    cat /etc/sysctl.d/100-nfs-ports.conf
    fs.nfs.nlm_tcpport = 9027
    fs.nfs.nlm_udpport = 9028
  6. Reload the systemd daemon and restart the nfs-server service:

    systemctl daemon-reload
    systemctl restart nfs-server
  7. Verify that the NFS services are running on the ports you configured by searching the output of rcpinfo -p:

    rpcinfo -p | grep nfs
    100003    3   tcp   9023  nfs
    100003    4   tcp   9023  nfs
    100227    3   tcp   9023  nfs_acl
    rpcinfo -p | grep nlock
    100021    1   udp   9027  nlockmgr
    100021    3   udp   9027  nlockmgr
    100021    4   udp   9027  nlockmgr
    100021    1   tcp   9028  nlockmgr
    100021    3   tcp   9028  nlockmgr
    100021    4   tcp   9028  nlockmgr

Configure mountd services

  1. Check the status of the existing nfs-server.service:

    systemctl status nfs-mountd
  2. Copy the systemd unit file from the usr directory into the etc directory:

    cp /usr/lib/systemd/system/nfs-mountd.service /etc/systemd/system/nfs-mountd.service
  3. Open /etc/systemd/system/nfs-mountd.service in a text editor and, under the [Service] section, add the --port 9024 value to the ExecStart=/usr/sbin/rpc.mountd key:

    ...
    
    [Service]
    Type=forking
    ExecStart=/usr/sbin/rpc.mountd --port 9024
  4. Reload the systemd daemon and restart the nfs-server service:
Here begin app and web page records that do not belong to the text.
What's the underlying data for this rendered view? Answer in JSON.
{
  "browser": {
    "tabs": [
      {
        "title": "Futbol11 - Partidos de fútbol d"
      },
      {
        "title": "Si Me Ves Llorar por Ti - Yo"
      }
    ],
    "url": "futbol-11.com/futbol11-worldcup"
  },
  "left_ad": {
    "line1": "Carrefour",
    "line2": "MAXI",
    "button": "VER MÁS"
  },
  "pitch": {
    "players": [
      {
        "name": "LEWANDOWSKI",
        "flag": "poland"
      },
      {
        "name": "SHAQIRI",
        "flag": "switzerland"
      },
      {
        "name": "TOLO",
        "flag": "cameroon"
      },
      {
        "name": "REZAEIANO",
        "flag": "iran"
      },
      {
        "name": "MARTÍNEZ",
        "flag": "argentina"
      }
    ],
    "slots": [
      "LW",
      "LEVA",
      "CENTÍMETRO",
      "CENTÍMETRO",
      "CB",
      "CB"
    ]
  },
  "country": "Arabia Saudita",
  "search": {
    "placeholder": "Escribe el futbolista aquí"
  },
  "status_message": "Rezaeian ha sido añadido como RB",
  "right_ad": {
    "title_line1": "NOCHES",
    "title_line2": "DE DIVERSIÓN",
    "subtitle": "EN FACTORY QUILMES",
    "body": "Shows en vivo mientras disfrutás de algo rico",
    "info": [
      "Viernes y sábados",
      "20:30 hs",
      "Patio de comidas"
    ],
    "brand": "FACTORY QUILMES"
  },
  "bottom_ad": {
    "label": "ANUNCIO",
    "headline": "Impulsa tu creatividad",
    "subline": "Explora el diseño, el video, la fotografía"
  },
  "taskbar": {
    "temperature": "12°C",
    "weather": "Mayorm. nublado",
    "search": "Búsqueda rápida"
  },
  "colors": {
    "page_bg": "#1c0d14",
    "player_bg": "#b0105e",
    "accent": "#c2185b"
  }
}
    systemctl daemon-reload
    systemctl restart nfs-server
  5. Verify that the NFS services are running on the ports you configured by searching the output of rcpinfo -p:

    rpcinfo -p | grep mountd
    100005    1   udp   9024  mountd
    100005    1   tcp   9024  mountd
    100005    2   udp   9024  mountd
    100005    2   tcp   9024  mountd
    100005    3   udp   9024  mountd
    100005    3   tcp   9024  mountd

Configure statd services

  1. Check the status of the existing rpc-statd.service:

    systemctl status rpc-statd
  2. Copy the systemd unit file from the usr directory into the etc directory:

    cp /usr/lib/systemd/system/rpc-statd.service /etc/systemd/system/rpc-statd.service
  3. Open /etc/systemd/system/rpc-statd.service in a text editor and, under the [Service] section, add the --port 9025 and --outgoing-port 9026 value to the ExecStart=/usr/sbin/rpc.statd key:

    ...
    
    [Service]
    Environment=RPC_STATD_NO_NOTIFY=1
    Type=forking
    PIDFile=/var/run/rpc.statd.pid
    ExecStart=/usr/sbin/rpc.statd --port 9025 --outgoing-port 9026
  4. Reload the systemd daemon and restart the rpc-statd service:

    systemctl daemon-reload
    systemctl restart rpc-statd
  5. Verify that the NFS services are running on the ports you configured by searching the output of rcpinfo -p:

    rpcinfo -p | grep status
    100024    1   udp   9025  status
    100024    1   tcp   9025  status


Last edited: Tuesday, Aug 18, 2020